Not sure if this had been shared here. Old Goggomobile driver with class 4 driving license anno 1985:

 

Link to post
Share on other sites

We still have the same semi-mobile traffic jams in France with the driver licence free microcars from the likes of Aixam and Ligier. There are a couple of these single cylinder diesel cement mixer engined horrors in the village, where in normal years I would be usually be at this time of year. The road up to this mountain village is quite narrow, steep and very twisty. I used to be able to get past them in my 911 Turbo on the couple of very short straights and sometimes still can in my Three Wheeler Morgan but in my Panamera, I need some cooperation from the micro car driver. As they appear blissfully unaware of other road users, you usually don't get that, so stuck behind them for the whole 7km at 20-30 KPH, breathing in their diesel fumes. I note they have obviously irritated others even more than me, as one of them got torched or maybe it just self-immolated in shame. 

Wilson

Link to post
Share on other sites
1 hour ago, stuny said:

That suggests an Alfa before Ferrari managed their team

My mistake in wording. Yep Ferrari was managing the team when he raced this Alfa 1935 8C. I meant to imply "before he designed his own cars..." but indeed it has his prancing horse on the hood. This cockpit pic taken at the 2015 Lime Rock Historic weekend where the car was run on the track flat out with glorious sound. This is the Nuvolari car that sold for a record £5.9 million in 2013. Been lurking for years, my first post....

Link to post
Share on other sites

The 8C Alfas are IMHO the nicest of all pre-war cars to drive. The engine is wonderfully torquey, they handle well and the brakes, unlike most Bugattis, are about as good as drums get. The only let down is the standard very slow gearchange, where 2nd and 3rd gears are in different zip codes. However, many of these cars have been converted to use the P3 Alfa "dog" box, with permanently engaged gears and dog ring selection, which is a huge improvement. The earlier Monza 2300 cars feel quite fragile but the later 8C2600 Corsa and 8C2900 cars are pretty bulletproof. 

Wilson

Link to post
Share on other sites

Join the conversation

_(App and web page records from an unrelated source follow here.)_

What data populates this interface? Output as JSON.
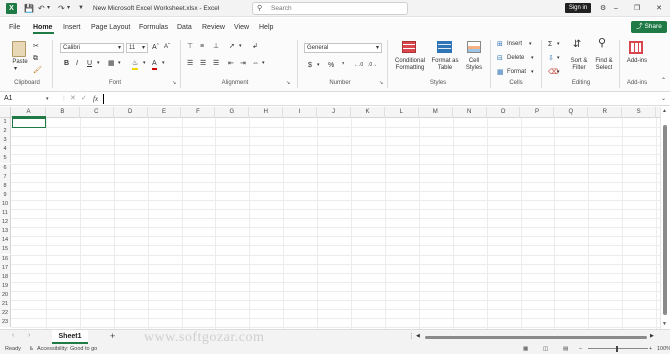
{
  "titlebar": {
    "app_icon_letter": "X",
    "document_title": "New Microsoft Excel Worksheet.xlsx  -  Excel",
    "search_placeholder": "Search",
    "sign_in_label": "Sign in"
  },
  "menu": {
    "tabs": [
      "File",
      "Home",
      "Insert",
      "Page Layout",
      "Formulas",
      "Data",
      "Review",
      "View",
      "Help"
    ],
    "share_label": "Share"
  },
  "ribbon": {
    "clipboard": {
      "paste_label": "Paste",
      "group_label": "Clipboard"
    },
    "font": {
      "font_name": "Calibri",
      "font_size": "11",
      "group_label": "Font"
    },
    "alignment": {
      "group_label": "Alignment"
    },
    "number": {
      "format_value": "General",
      "group_label": "Number"
    },
    "styles": {
      "conditional_formatting_label": "Conditional Formatting",
      "format_as_table_label": "Format as Table",
      "cell_styles_label": "Cell Styles",
      "group_label": "Styles"
    },
    "cells": {
      "insert_label": "Insert",
      "delete_label": "Delete",
      "format_label": "Format",
      "group_label": "Cells"
    },
    "editing": {
      "sort_filter_label": "Sort & Filter",
      "find_select_label": "Find & Select",
      "group_label": "Editing"
    },
    "addins": {
      "addins_label": "Add-ins",
      "group_label": "Add-ins"
    }
  },
  "formula_bar": {
    "name_box_value": "A1",
    "fx_label": "fx",
    "formula_value": ""
  },
  "grid": {
    "columns": [
      "A",
      "B",
      "C",
      "D",
      "E",
      "F",
      "G",
      "H",
      "I",
      "J",
      "K",
      "L",
      "M",
      "N",
      "O",
      "P",
      "Q",
      "R",
      "S"
    ],
    "rows": [
      "1",
      "2",
      "3",
      "4",
      "5",
      "6",
      "7",
      "8",
      "9",
      "10",
      "11",
      "12",
      "13",
      "14",
      "15",
      "16",
      "17",
      "18",
      "19",
      "20",
      "21",
      "22",
      "23"
    ],
    "selected_cell": "A1"
  },
  "sheets": {
    "tabs": [
      "Sheet1"
    ],
    "add_sheet_label": "+"
  },
  "status": {
    "ready_label": "Ready",
    "accessibility_label": "Accessibility: Good to go",
    "zoom_label": "100%"
  },
  "watermark": "www.softgozar.com",
  "colors": {
    "accent": "#1f7a45",
    "signin_bg": "#202020"
  }
}
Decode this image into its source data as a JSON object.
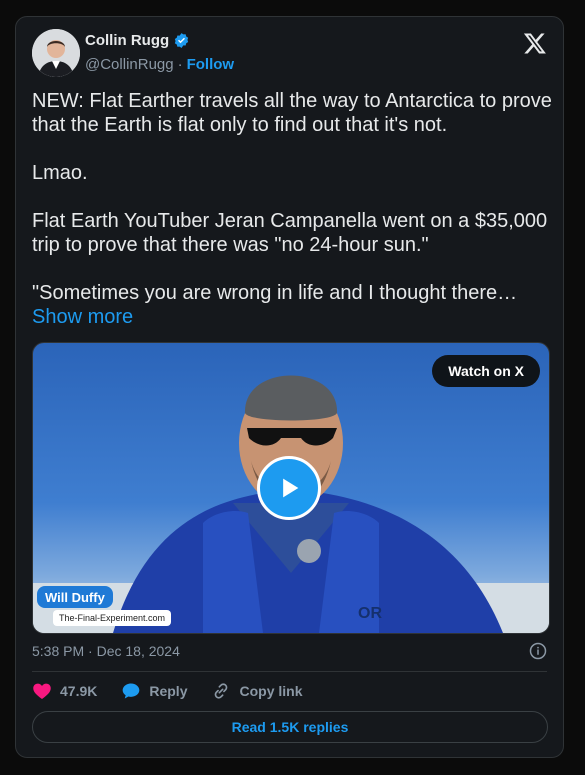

You can post now and register later. If you have an account, sign in now to post with your account.
Note: Your post will require moderator approval before it will be visible.

Guest
Reply to this topic...

×   Pasted as rich text.   Paste as plain text instead

  Only 75 emoji are allowed.

×   Your link has been automatically embedded.   Display as a link instead

×   Your previous content has been restored.   Clear editor

×   You cannot paste images directly. Upload or insert images from URL.

Loading...
  • Recently Browsing   0 members

    No registered users viewing this page.

×
×
  • Create New...